Ian McEuen returns to the WNO stage as Goro and fares well in this stylized version of Madame Butterfly, scooting around the stage, rapping open a fan loudly, and in other ways manipulating his every deal with crisp visual clarity.
There is one more actor I would like to compliment though not listed in the character line up: the young man who plays Pinkerton’s and Cio-Cio-San’s child. He had delightfully timed moves whether running between his mother and Suzuki for comfort, scooping up and playing with cherry blossom “snow,” or patting his distressed mother’s shoulder. I hope to see him again on the Kennedy Center stage.
Another big plus in the show rife with Kaneko’s singular design elements is the long orchestral stretch which indicates the passage of time when Butterfly, after three years vigil, waits up one last night to be reunited with Pinkerton. Filling the music with stage business is a huge challenge for any director. Here Leslie Swackhamer wisely chooses to give the visuals a rest and let the orchestra have its moment.
Philippe Auguin takes the opportunity and runs with it. Suddenly the WNO orchestra seems to grow to twice its size and luminosity. What wonderful playing! Auguin knows Puccini’s score so well and he continues to find ever-richer colors and exciting forward movement with his orchestra.
Finally, abandoned and shamed, Butterfly takes her life. A big red Japanese flag-like sun bleeds down the scrim.

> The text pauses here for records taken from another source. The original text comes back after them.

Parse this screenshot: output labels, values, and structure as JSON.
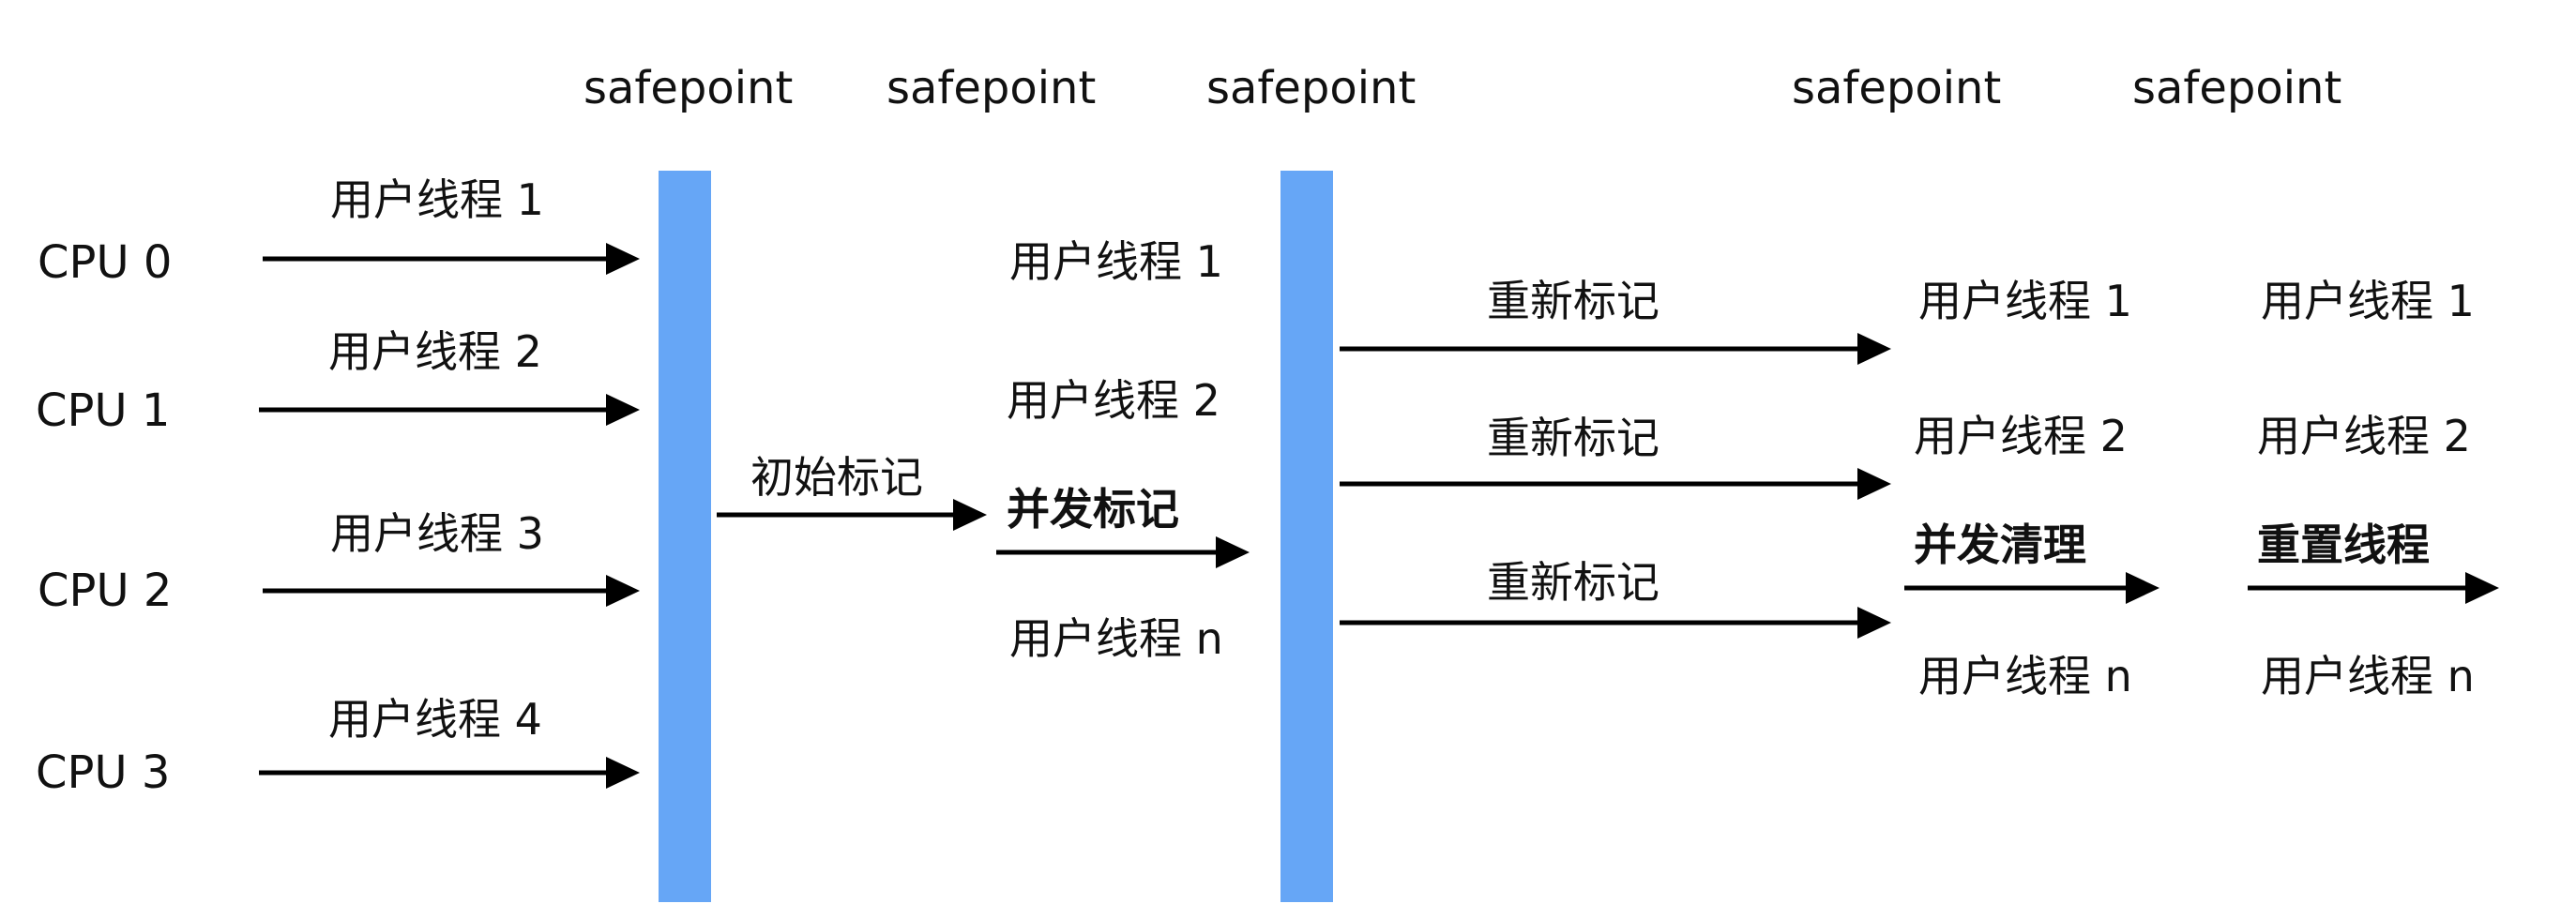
{
  "safepoint_label": "safepoint",
  "cpus": [
    "CPU 0",
    "CPU 1",
    "CPU 2",
    "CPU 3"
  ],
  "initial_threads": [
    "用户线程 1",
    "用户线程 2",
    "用户线程 3",
    "用户线程 4"
  ],
  "phases": {
    "initial_mark": "初始标记",
    "concurrent_mark": "并发标记",
    "remark": "重新标记",
    "concurrent_sweep": "并发清理",
    "reset_threads": "重置线程"
  },
  "concurrent_threads": [
    "用户线程 1",
    "用户线程 2",
    "用户线程 n"
  ],
  "colors": {
    "safepoint_bar": "#66a6f6",
    "arrow": "#000000",
    "text": "#111111"
  }
}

The emotion of the evening doesn’t end there. When Jaho emerges from the curtain for her first bow, she seems to collapse in a deep curtsy and grabs the edge of the curtain for balance and strength, a crushed butterfly. When others join her for the big company call, Auguin and his Butterfly have a special heartfelt moment. The roar of bravos rain down on them all, but especially for our wonderful Butterfly. Bravissima!
There are only 12 more performances, and this is the last opera of the season. Wouldn’t it be tragic to never experience a “Butterfly” in your life?
Madame Butterfly. Composed by Giacomo Puccini. Libretto by Luigi Illica and Giuseppe Giacosa. Music Direction and Conducted by Philippe Auguin. Stage Direction by Leslie Swackhamer. Set and Costumes designed by Jun Kaneko. With Ermonela Jaho, Brian Jagde, Troy Cook, Kristen Choi, Ian McEuen Timothy J Bruno, Michael Adams, Allegra De Vita, Andrew Bogard, James Shaffran, and the Washington National Opera’s Chorus. Produced by Washington National Opera in co-production with Opera Omaha and San Francisco Opera. Presented by the Kennedy Center Opera House. Reviewed by Susan Galbraith.